As I walked in for my vaccine a couple of months ago, I went through the motions of getting the temperature test, filling in the questionnaires and waiting in my seat until my turn was called. I had driven an hour to get to the center at Yale, and I was fascinated with the efficiency of the whole process and the number of people streaming in and out.
As I sat down with the nurse to get the shot, I felt the tears well up in my eyes and overflow onto my cheeks. The nurse looked at me and smile. She didn’t say anything but I knew this was something she was used to seeing. Why did I cry just getting a vaccine? Certainly not because it hurt. The feeling was purely emotional and to now put it into words is difficult. It was relief that the vaccine was finally here. It was overwhelming gratitude to these health workers and millions of others who have helped us all through the crisis. It was the feeling of being part of something so much bigger as we all showed up at our designated time, knowing how hard it had been for us at that time to actually get an appointment. It was the relative, contemplative quiet of the clinic as we all passed through the stations, until finally released to walk back to our cars and our lives.
Rarely has emotion caught me so off-guard, but it made me realize how much anxiety we have all learned to live with since the pandemic started. We have adapted in many ways, some good and some bad. Our families and children have learned to be together all the time, or apart all the time. There has been little back and forth during COVID, and each scenario brings its own challenges. Today I heard that Mr. and Mrs. Bill Gates are divorcing. So did pandemic claustrophobia play a role? Certainly, we have become more depressed during COVID.
Depression rates have risen 3 to 4 fold since before the pandemic. There are numerous articles about the physical and mental consequences of prolonged social isolation, and we are now starting to also see stories about resilience and how we will bounce back eventually. Regardless of how we will ultimately survive, the increased interest in mental reaches across the world.
With this backdrop, I was reading a travel magazine last weekend and learned a few things about how other countries deal with stress and wellness, even before the pandemic.

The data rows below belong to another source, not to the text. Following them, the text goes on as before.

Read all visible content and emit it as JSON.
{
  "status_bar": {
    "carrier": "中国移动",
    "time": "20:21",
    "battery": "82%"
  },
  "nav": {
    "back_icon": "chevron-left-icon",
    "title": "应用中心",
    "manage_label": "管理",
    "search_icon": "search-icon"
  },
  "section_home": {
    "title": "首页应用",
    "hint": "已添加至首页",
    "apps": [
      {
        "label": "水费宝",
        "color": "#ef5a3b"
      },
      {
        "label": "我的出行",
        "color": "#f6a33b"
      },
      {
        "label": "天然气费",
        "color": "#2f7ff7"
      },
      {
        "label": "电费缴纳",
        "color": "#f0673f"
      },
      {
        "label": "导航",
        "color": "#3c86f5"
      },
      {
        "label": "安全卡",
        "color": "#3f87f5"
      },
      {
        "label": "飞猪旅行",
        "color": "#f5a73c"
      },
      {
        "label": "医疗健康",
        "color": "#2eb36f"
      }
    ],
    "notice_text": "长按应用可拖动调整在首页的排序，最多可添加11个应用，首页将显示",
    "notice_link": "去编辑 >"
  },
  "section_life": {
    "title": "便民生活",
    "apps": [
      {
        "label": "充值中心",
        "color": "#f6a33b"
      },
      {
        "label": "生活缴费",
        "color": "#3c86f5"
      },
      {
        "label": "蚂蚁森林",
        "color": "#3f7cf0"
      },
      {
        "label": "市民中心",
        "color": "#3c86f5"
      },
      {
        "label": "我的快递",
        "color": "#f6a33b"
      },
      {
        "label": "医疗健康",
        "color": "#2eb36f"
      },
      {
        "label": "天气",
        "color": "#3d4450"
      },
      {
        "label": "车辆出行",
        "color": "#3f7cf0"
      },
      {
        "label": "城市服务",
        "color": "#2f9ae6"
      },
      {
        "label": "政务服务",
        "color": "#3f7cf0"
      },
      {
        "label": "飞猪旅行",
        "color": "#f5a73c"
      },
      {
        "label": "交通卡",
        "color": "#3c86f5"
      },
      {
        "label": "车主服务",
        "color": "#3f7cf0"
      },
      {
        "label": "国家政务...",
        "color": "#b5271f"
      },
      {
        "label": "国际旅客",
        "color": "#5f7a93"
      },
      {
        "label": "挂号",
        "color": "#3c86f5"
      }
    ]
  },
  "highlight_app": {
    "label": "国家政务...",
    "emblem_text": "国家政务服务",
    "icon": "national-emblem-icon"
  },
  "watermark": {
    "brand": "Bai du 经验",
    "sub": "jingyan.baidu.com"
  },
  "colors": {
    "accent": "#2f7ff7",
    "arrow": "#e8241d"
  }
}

I thought it was worth passing on. According to the Global Wellness Institute, the wellness industry is worth over $4 trillion, and still growing, especially in the areas of stress relief such as spa treatment, wellness tourism and wellness real estate.
In Japan, the practice of “shinrin-yoku” is gaining popularity. This translates as forest-bathing which means getting out of the cities and walking in a densely wooded environment, enjoying nature without distraction. Sounds lovely. In South Korea, healing cafes are abundant with space being dedicated to recharging and rebalancing. Coffee shops are a popular spot for this, where coffee comes with ambient music, napping pods, and massages. Yes-sign me up for that!
In the UK, lockdown notwithstanding, cycling to the office has become a popular and stress-free way to avoid a congested daily commute. In India, sound bathing to the music of a Veena, a traditional Indian stringed instrument, is supposed to bring extreme calm and relaxation. Finally, in Switzerland where mindfulness, meditation and yoga are commonplace, a guided moving meditation process called sophrology is becoming popular. This practice unites breathing, movement, visualization, and meditation and is supposed to bring benefits with only 10 minutes per day.
In truth, I have no idea of the real health benefits of any of these practices. However, anything that gets us to stretch our bodies, relax our minds, and fill our lungs with good clean air, can’t be bad. It’s just a new way to stop and smell the roses, and never have we needed it more.